**Work item**
Each time a line of the listing holds "Kozuka", copy that line.
═════ Data
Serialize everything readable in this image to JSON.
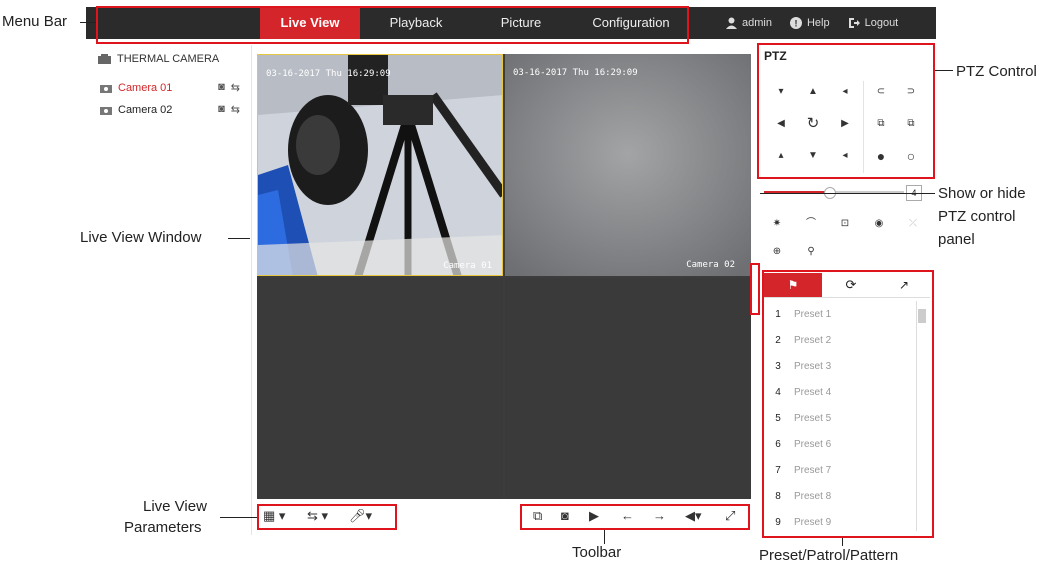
{
  "annotations": {
    "menu_bar": "Menu Bar",
    "ptz_control": "PTZ Control",
    "show_hide_line1": "Show or hide",
    "show_hide_line2": "PTZ control",
    "show_hide_line3": "panel",
    "live_view_window": "Live View Window",
    "live_view_params_line1": "Live View",
    "live_view_params_line2": "Parameters",
    "toolbar": "Toolbar",
    "preset_patrol_pattern": "Preset/Patrol/Pattern"
  },
  "menubar": {
    "tabs": [
      "Live View",
      "Playback",
      "Picture",
      "Configuration"
    ],
    "active_tab": "Live View",
    "user": "admin",
    "help": "Help",
    "logout": "Logout",
    "accent": "#d4262a"
  },
  "sidebar": {
    "group": "THERMAL CAMERA",
    "cameras": [
      {
        "label": "Camera 01",
        "selected": true
      },
      {
        "label": "Camera 02",
        "selected": false
      }
    ]
  },
  "video": {
    "cell1": {
      "timestamp": "03-16-2017 Thu 16:29:09",
      "channel": "Camera 01"
    },
    "cell2": {
      "timestamp": "03-16-2017 Thu 16:29:09",
      "channel": "Camera 02"
    }
  },
  "ptz": {
    "title": "PTZ",
    "speed_value": "4"
  },
  "presets": [
    {
      "num": "1",
      "name": "Preset 1"
    },
    {
      "num": "2",
      "name": "Preset 2"
    },
    {
      "num": "3",
      "name": "Preset 3"
    },
    {
      "num": "4",
      "name": "Preset 4"
    },
    {
      "num": "5",
      "name": "Preset 5"
    },
    {
      "num": "6",
      "name": "Preset 6"
    },
    {
      "num": "7",
      "name": "Preset 7"
    },
    {
      "num": "8",
      "name": "Preset 8"
    },
    {
      "num": "9",
      "name": "Preset 9"
    }
  ]
}
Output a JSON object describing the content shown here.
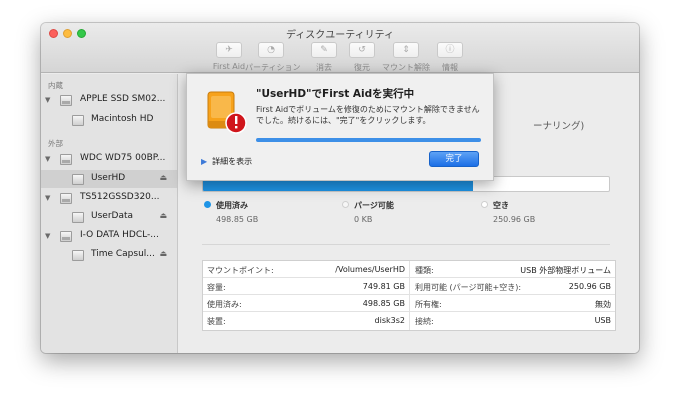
{
  "window": {
    "title": "ディスクユーティリティ"
  },
  "toolbar": [
    {
      "label": "First Aid",
      "icon": "stethoscope-icon",
      "glyph": "✈"
    },
    {
      "label": "パーティション",
      "icon": "partition-icon",
      "glyph": "◔"
    },
    {
      "label": "消去",
      "icon": "erase-icon",
      "glyph": "✎"
    },
    {
      "label": "復元",
      "icon": "restore-icon",
      "glyph": "↺"
    },
    {
      "label": "マウント解除",
      "icon": "unmount-icon",
      "glyph": "⇕"
    },
    {
      "label": "情報",
      "icon": "info-icon",
      "glyph": "ⓘ"
    }
  ],
  "sidebar": {
    "internal_header": "内蔵",
    "external_header": "外部",
    "items": [
      {
        "label": "APPLE SSD SM02...",
        "level": "disk",
        "eject": false
      },
      {
        "label": "Macintosh HD",
        "level": "volume",
        "eject": false
      },
      {
        "label": "WDC WD75 00BP...",
        "level": "disk",
        "eject": false
      },
      {
        "label": "UserHD",
        "level": "volume",
        "eject": true,
        "selected": true
      },
      {
        "label": "TS512GSSD320...",
        "level": "disk",
        "eject": false
      },
      {
        "label": "UserData",
        "level": "volume",
        "eject": true
      },
      {
        "label": "I-O DATA HDCL-...",
        "level": "disk",
        "eject": false
      },
      {
        "label": "Time Capsul...",
        "level": "volume",
        "eject": true
      }
    ],
    "eject_glyph": "⏏",
    "disclosure_glyph": "▼"
  },
  "main": {
    "partial_text": "ーナリング)",
    "capacity_used_fraction": 0.665,
    "legend": [
      {
        "name": "使用済み",
        "value": "498.85 GB",
        "color": "#1e94e6"
      },
      {
        "name": "パージ可能",
        "value": "0 KB",
        "color": "#f4f4f4"
      },
      {
        "name": "空き",
        "value": "250.96 GB",
        "color": "#ffffff"
      }
    ],
    "info": {
      "left": [
        {
          "key": "マウントポイント:",
          "value": "/Volumes/UserHD"
        },
        {
          "key": "容量:",
          "value": "749.81 GB"
        },
        {
          "key": "使用済み:",
          "value": "498.85 GB"
        },
        {
          "key": "装置:",
          "value": "disk3s2"
        }
      ],
      "right": [
        {
          "key": "種類:",
          "value": "USB 外部物理ボリューム"
        },
        {
          "key": "利用可能 (パージ可能+空き):",
          "value": "250.96 GB"
        },
        {
          "key": "所有権:",
          "value": "無効"
        },
        {
          "key": "接続:",
          "value": "USB"
        }
      ]
    }
  },
  "sheet": {
    "title": "\"UserHD\"でFirst Aidを実行中",
    "message": "First Aidでボリュームを修復のためにマウント解除できませんでした。続けるには、\"完了\"をクリックします。",
    "progress": 1.0,
    "details_label": "詳細を表示",
    "details_glyph": "▶",
    "done_label": "完了",
    "icon": "external-disk-warning-icon"
  }
}
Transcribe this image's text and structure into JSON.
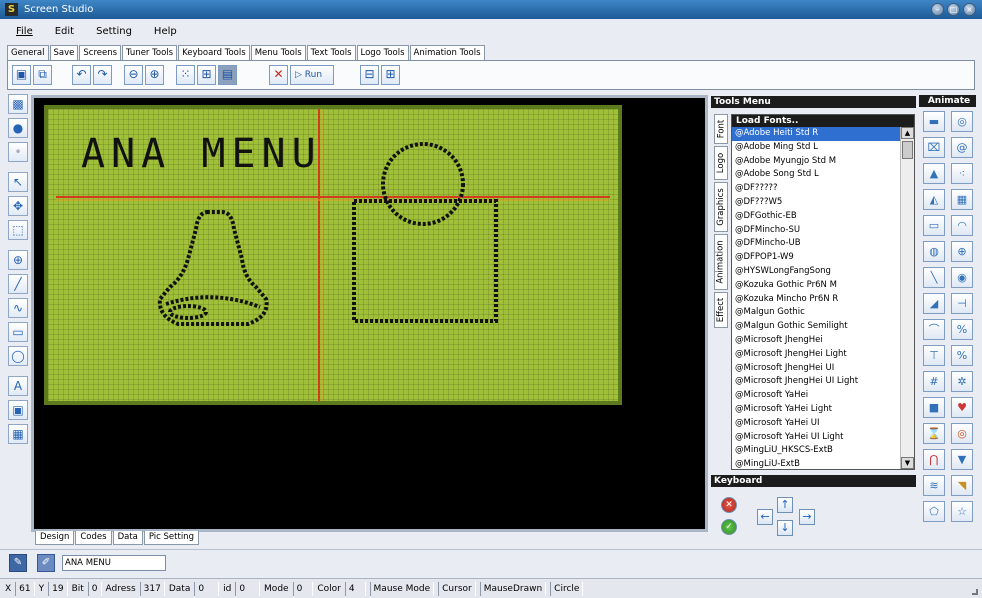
{
  "window": {
    "title": "Screen Studio"
  },
  "menu": [
    "File",
    "Edit",
    "Setting",
    "Help"
  ],
  "tabs": [
    "General",
    "Save",
    "Screens",
    "Tuner Tools",
    "Keyboard Tools",
    "Menu Tools",
    "Text Tools",
    "Logo Tools",
    "Animation Tools"
  ],
  "toolbar": {
    "run_label": "Run"
  },
  "lcd": {
    "text": "ANA MENU"
  },
  "bottom_tabs": [
    "Design",
    "Codes",
    "Data",
    "Pic Setting"
  ],
  "tools_menu": {
    "title": "Tools Menu",
    "side_tabs": [
      "Font",
      "Logo",
      "Graphics",
      "Animation",
      "Effect"
    ],
    "list_header": "Load Fonts..",
    "fonts": [
      "@Adobe Heiti Std R",
      "@Adobe Ming Std L",
      "@Adobe Myungjo Std M",
      "@Adobe Song Std L",
      "@DF?????",
      "@DF???W5",
      "@DFGothic-EB",
      "@DFMincho-SU",
      "@DFMincho-UB",
      "@DFPOP1-W9",
      "@HYSWLongFangSong",
      "@Kozuka Gothic Pr6N M",
      "@Kozuka Mincho Pr6N R",
      "@Malgun Gothic",
      "@Malgun Gothic Semilight",
      "@Microsoft JhengHei",
      "@Microsoft JhengHei Light",
      "@Microsoft JhengHei UI",
      "@Microsoft JhengHei UI Light",
      "@Microsoft YaHei",
      "@Microsoft YaHei Light",
      "@Microsoft YaHei UI",
      "@Microsoft YaHei UI Light",
      "@MingLiU_HKSCS-ExtB",
      "@MingLiU-ExtB"
    ],
    "selected_index": 0
  },
  "keyboard": {
    "title": "Keyboard"
  },
  "animate": {
    "title": "Animate"
  },
  "cursor_name": "ANA MENU",
  "status": {
    "x_label": "X",
    "x": "61",
    "y_label": "Y",
    "y": "19",
    "bit_label": "Bit",
    "bit": "0",
    "adress_label": "Adress",
    "adress": "317",
    "data_label": "Data",
    "data": "0",
    "id_label": "id",
    "id": "0",
    "mode_label": "Mode",
    "mode": "0",
    "color_label": "Color",
    "color": "4",
    "mouse_mode": "Mause Mode",
    "cursor": "Cursor",
    "mouse_drawn": "MauseDrawn",
    "shape": "Circle"
  },
  "colors": {
    "lcd_bg": "#9fc038",
    "guide_line": "#d23c1c",
    "accent": "#1c5a96"
  }
}
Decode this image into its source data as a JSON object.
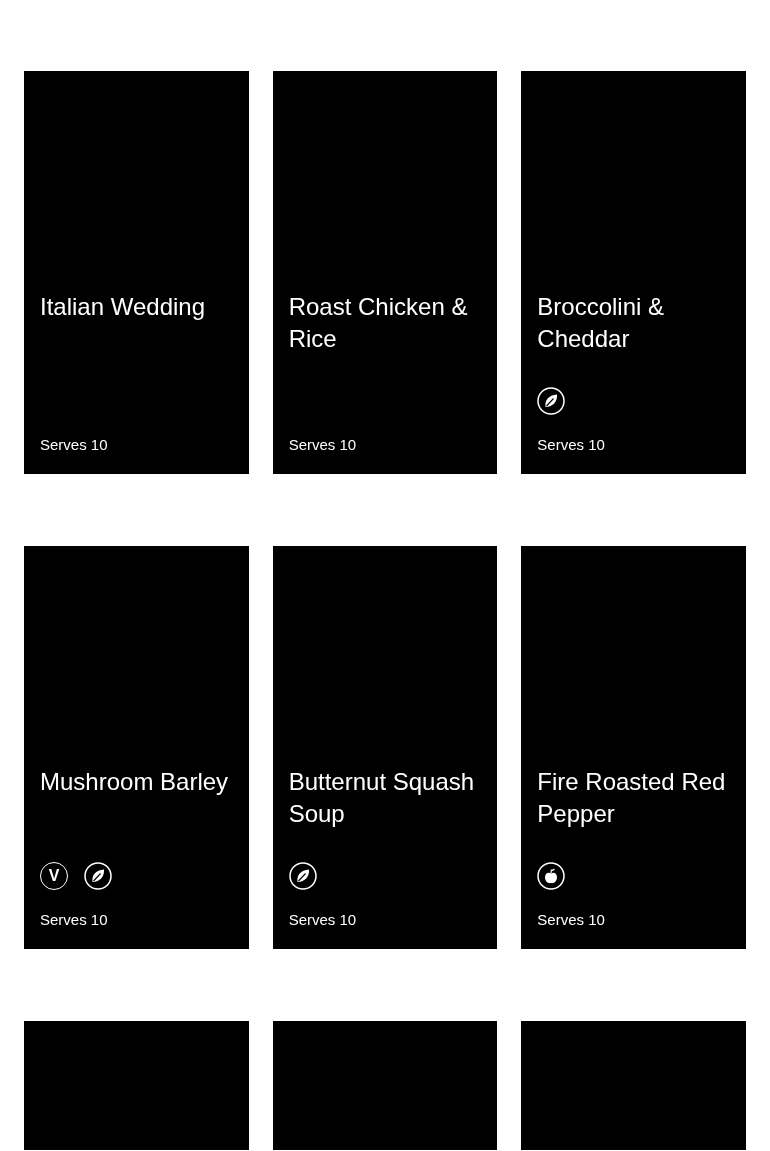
{
  "cards": [
    {
      "kind": "recipe",
      "title": "Italian Wedding",
      "serves": "Serves 10"
    },
    {
      "kind": "recipe",
      "title": "Roast Chicken & Rice",
      "serves": "Serves 10"
    },
    {
      "kind": "recipe",
      "title": "Broccolini & Cheddar",
      "badges": [
        {
          "kind": "leaf"
        }
      ],
      "serves": "Serves 10"
    },
    {
      "kind": "recipe",
      "title": "Mushroom Barley",
      "badges": [
        {
          "kind": "letter",
          "text": "V"
        },
        {
          "kind": "leaf"
        }
      ],
      "serves": "Serves 10"
    },
    {
      "kind": "recipe",
      "title": "Butternut Squash Soup",
      "badges": [
        {
          "kind": "leaf"
        }
      ],
      "serves": "Serves 10"
    },
    {
      "kind": "recipe",
      "title": "Fire Roasted Red Pepper",
      "badges": [
        {
          "kind": "apple"
        }
      ],
      "serves": "Serves 10"
    },
    {
      "kind": "cut_off"
    },
    {
      "kind": "cut_off"
    },
    {
      "kind": "cut_off"
    }
  ]
}
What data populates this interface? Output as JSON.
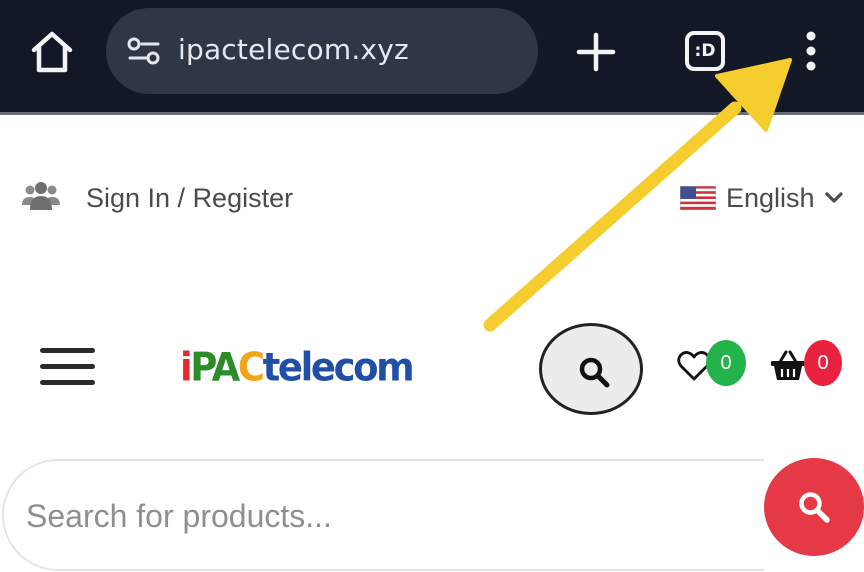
{
  "browser": {
    "url": "ipactelecom.xyz",
    "tab_switcher_label": ":D",
    "icons": [
      "home-icon",
      "site-settings-icon",
      "plus-icon",
      "tab-switcher-icon",
      "more-vert-icon"
    ],
    "chrome_color": "#131826",
    "omnibox_color": "#2f3646"
  },
  "topbar": {
    "signin_label": "Sign In / Register",
    "language_label": "English",
    "icons": [
      "users-icon",
      "us-flag-icon",
      "chevron-down-icon"
    ]
  },
  "header": {
    "logo_parts": {
      "i": "i",
      "pa": "PA",
      "c": "C",
      "telecom": "telecom"
    },
    "wishlist_count": "0",
    "cart_count": "0",
    "icons": [
      "hamburger-icon",
      "search-icon",
      "heart-icon",
      "basket-icon"
    ],
    "colors": {
      "wishlist_badge": "#22b34a",
      "cart_badge": "#e9223f"
    }
  },
  "search": {
    "placeholder": "Search for products...",
    "value": "",
    "submit_color": "#e53a46"
  },
  "annotation": {
    "arrow_color": "#f6cd2f",
    "points_to": "more-vert-icon"
  }
}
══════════
**Your solution**
      "@Kozuka Gothic Pr6N M",
      "@Kozuka Mincho Pr6N R",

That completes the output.